Description: The body mass index (BMI), composed by weight and height of the patient (kg/m^2) will be used for classification of patients into the following categories according to the World Health Organization: BMI < 18.5 kg/m^2, underweight; BMI 18.5 - 24.9 kg/m^2, normal weight; BMI of 25.0 - 29.9 kg/m^2, overweight; BMI 30.0 - 34.9 kg/m^2, obesity class I; BMI 35.0 - 39.9 kg/m^2, obesity class II; and BMI > 40.0 kg/m^2, obesity class III. Changes in the absolute value and the classification will be evaluated, aiming at a classification of normal weight level or reduction of absolute level.Measure: Changes in body mass index Time: 0, 6, 12 months
Description: The abdominal circumference will be measure and used to classify metabolic risk according to the ATP III criteria -- for men, increased risk when abdominal girth is above 102 cm, and for women, increased risk of circumference over 88 cm. Reductions in the abdominal circumference will be evaluated with the goal of reaching values lower than baseline values, ideally under these cut-off points.Measure: Changes in abdominal girth Time: 0, 6, 12 months
Description: Evaluation of fat in the liver, as assessed by ultrasonography, can be classified into a score of 0-3, 0 standing for no accumulation of fat in the liver, and 1-3 describing increasing levels of fat accumulation. Changes in this score will be evaluated at selected time points to verify if adherence to the proposed lifestyle changes will reduce the amount of fat accumulation in the liver, and hence, the score.Measure: Changes in liver steatosis score according to ultrasonography Time: 0, 6, 12 months

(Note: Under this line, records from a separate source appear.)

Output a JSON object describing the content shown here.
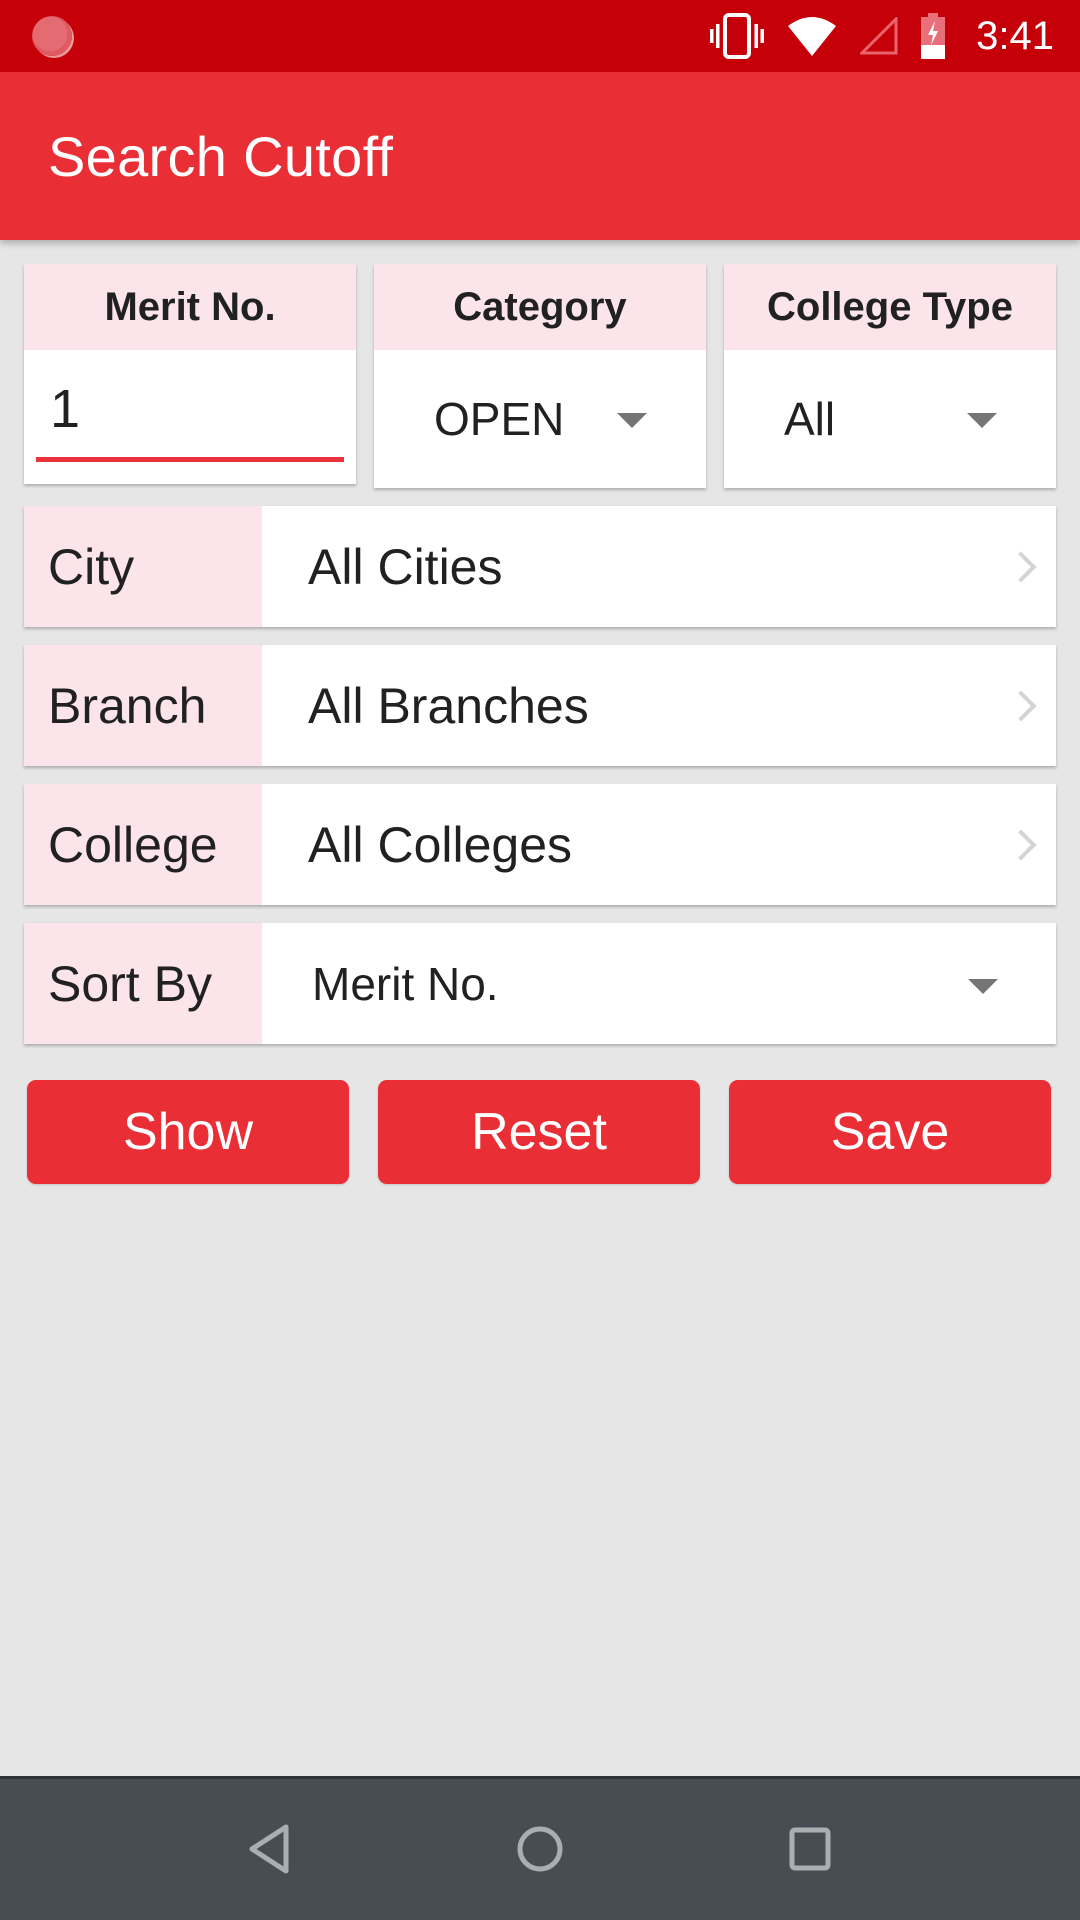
{
  "status_bar": {
    "time": "3:41",
    "icons": [
      "app-notification-icon",
      "vibrate-icon",
      "wifi-icon",
      "cell-signal-icon",
      "battery-charging-icon"
    ]
  },
  "app_bar": {
    "title": "Search Cutoff"
  },
  "filters": {
    "merit": {
      "label": "Merit No.",
      "value": "1"
    },
    "category": {
      "label": "Category",
      "value": "OPEN"
    },
    "college_type": {
      "label": "College Type",
      "value": "All"
    },
    "city": {
      "label": "City",
      "value": "All Cities"
    },
    "branch": {
      "label": "Branch",
      "value": "All Branches"
    },
    "college": {
      "label": "College",
      "value": "All Colleges"
    },
    "sort_by": {
      "label": "Sort By",
      "value": "Merit No."
    }
  },
  "actions": {
    "show": "Show",
    "reset": "Reset",
    "save": "Save"
  },
  "colors": {
    "status_bar": "#c50009",
    "primary": "#ea2e36",
    "label_bg": "#fbe4ea",
    "background": "#e6e6e6",
    "nav_bar": "#474d52"
  },
  "nav_bar": {
    "icons": [
      "back-icon",
      "home-icon",
      "recent-apps-icon"
    ]
  }
}
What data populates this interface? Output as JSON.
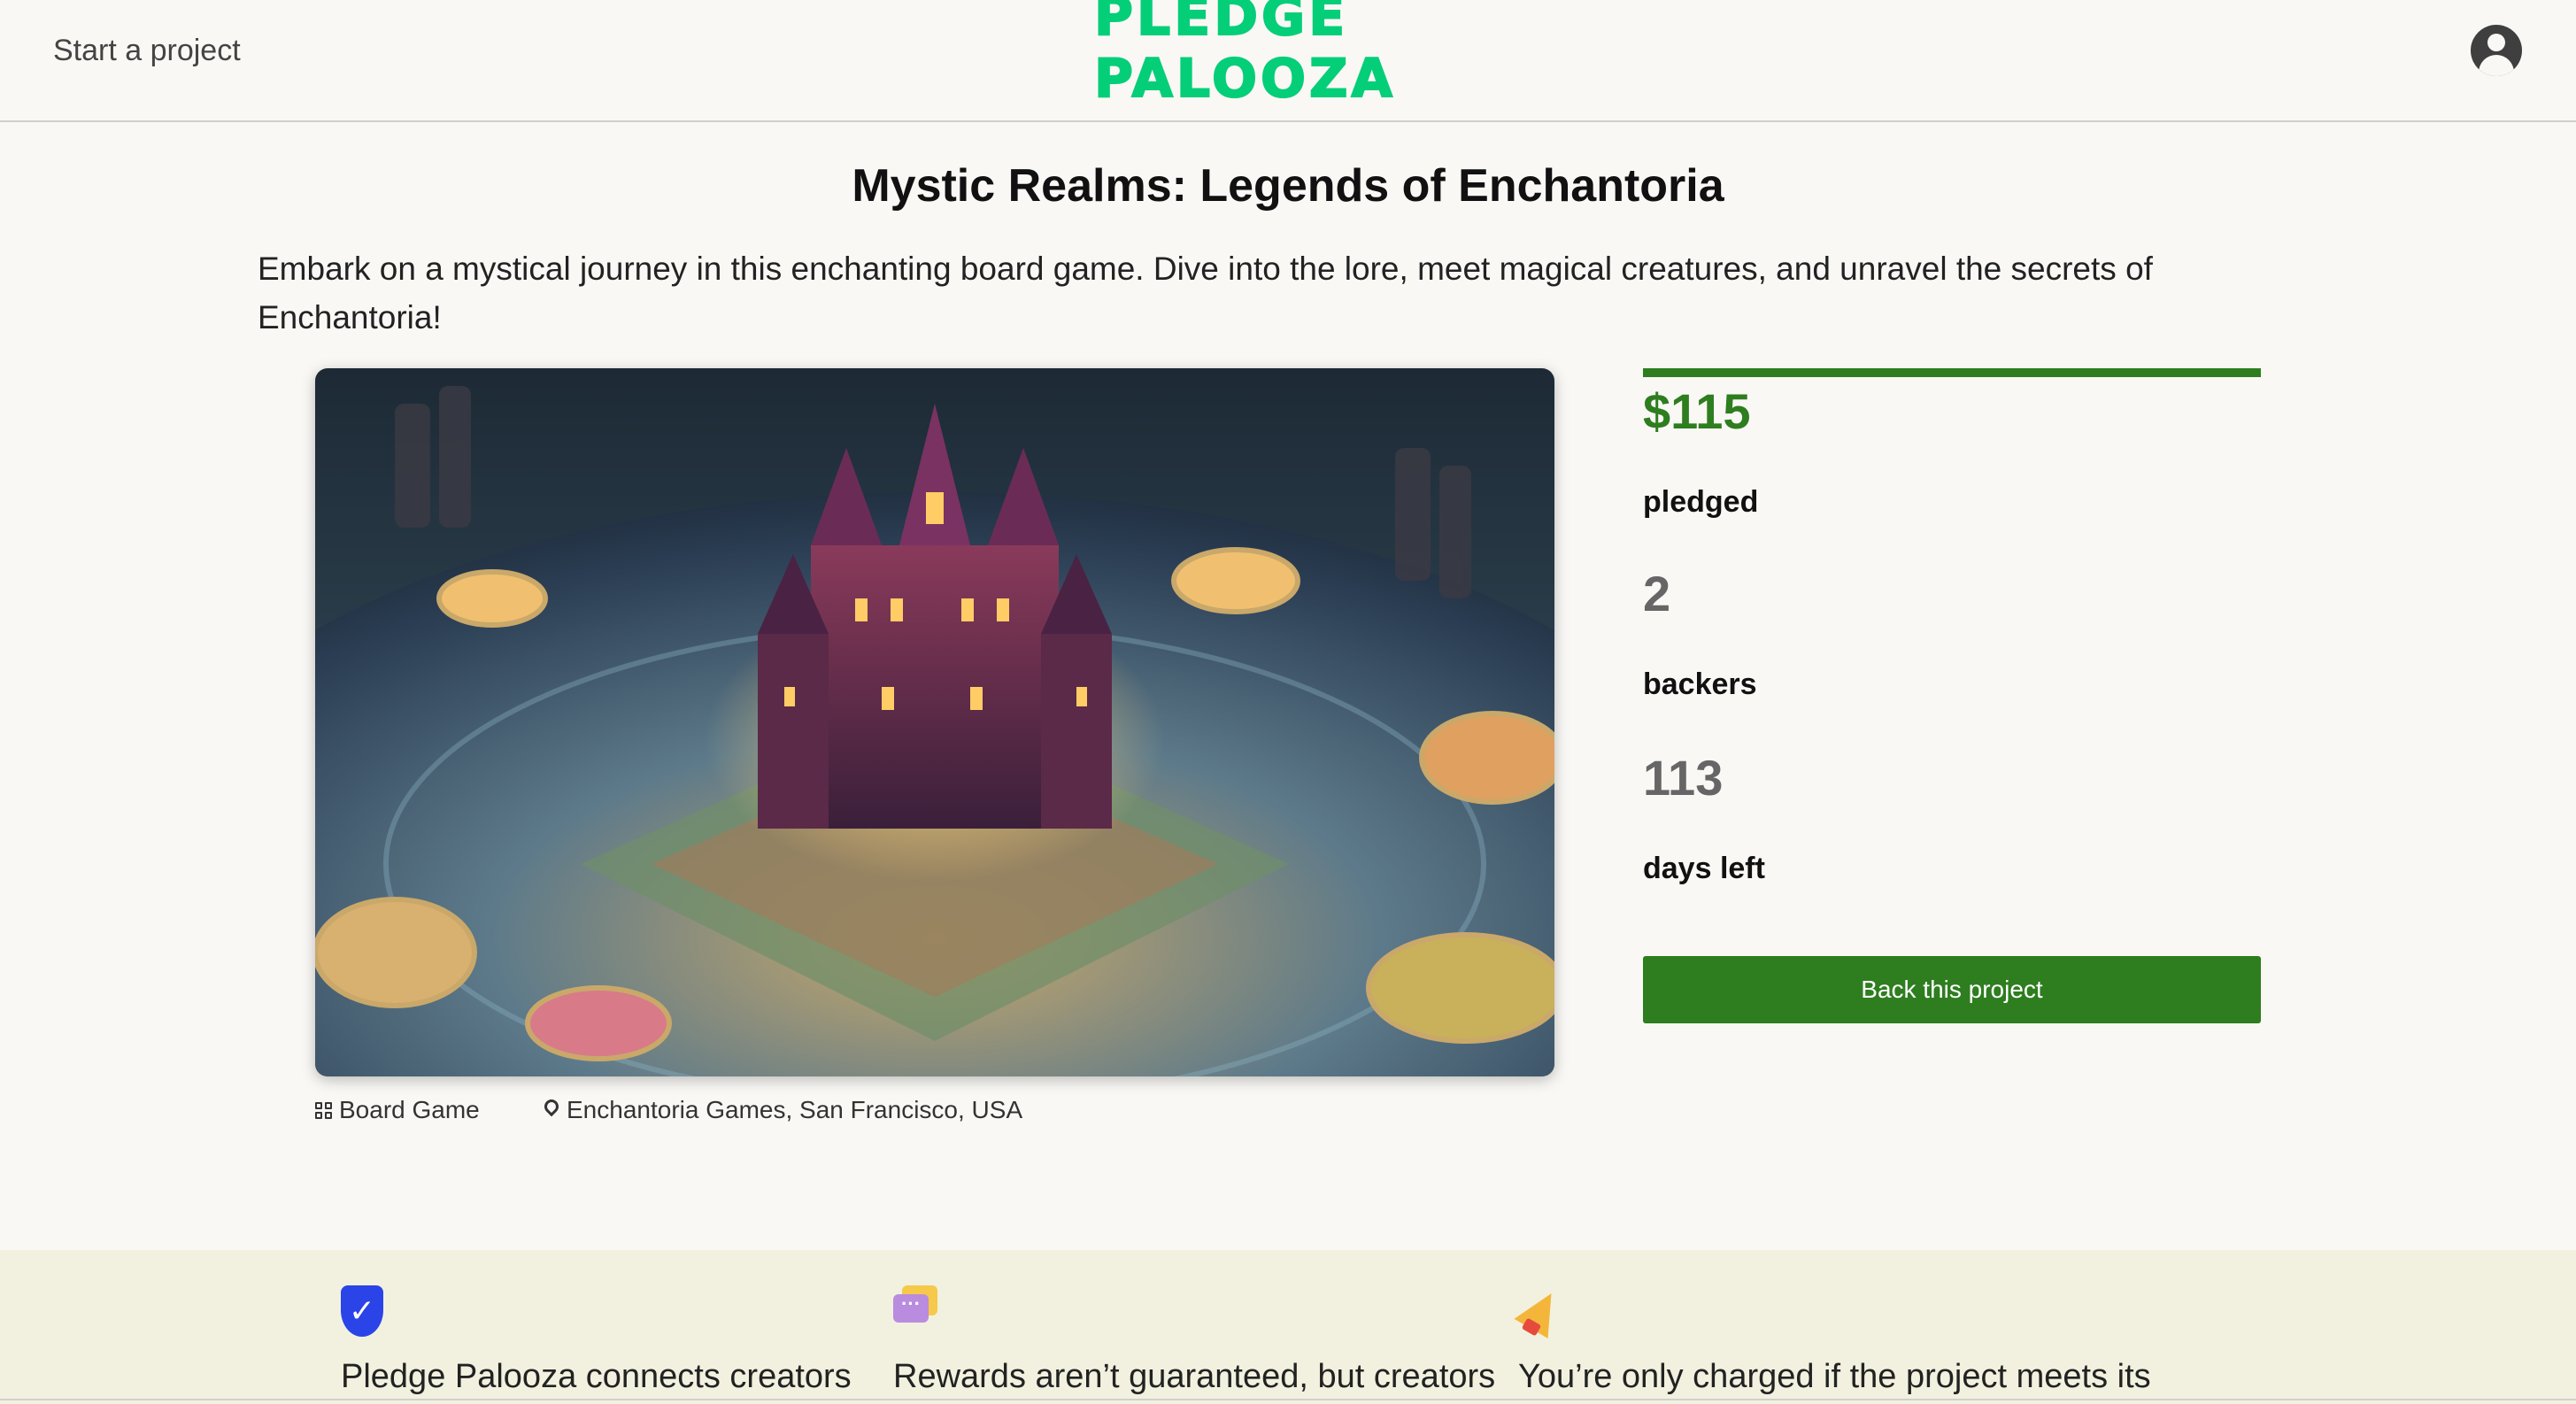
{
  "nav": {
    "start_project": "Start a project",
    "logo_text": "Pledge Palooza",
    "brand_color": "#05ce78"
  },
  "project": {
    "title": "Mystic Realms: Legends of Enchantoria",
    "description": "Embark on a mystical journey in this enchanting board game. Dive into the lore, meet magical creatures, and unravel the secrets of Enchantoria!",
    "image_alt": "Fantasy board game with a castle in the center",
    "category": "Board Game",
    "location": "Enchantoria Games, San Francisco, USA"
  },
  "stats": {
    "pledged_amount": "$115",
    "pledged_label": "pledged",
    "backers_count": "2",
    "backers_label": "backers",
    "days_left": "113",
    "days_left_label": "days left",
    "funding_progress_percent": 100,
    "accent_color": "#2e7d1f"
  },
  "actions": {
    "back_project": "Back this project"
  },
  "promises": [
    {
      "icon": "shield-check-icon",
      "text": "Pledge Palooza connects creators"
    },
    {
      "icon": "chat-bubbles-icon",
      "text": "Rewards aren’t guaranteed, but creators"
    },
    {
      "icon": "megaphone-icon",
      "text": "You’re only charged if the project meets its"
    }
  ]
}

There is one SNP
Other variants might also play a role and include transmembrane 6 superfamily member 2 (TM6SF2) p.E167K, and membrane-bound O-acyltransferase domain containing 7 (MBOAT7) rs641738.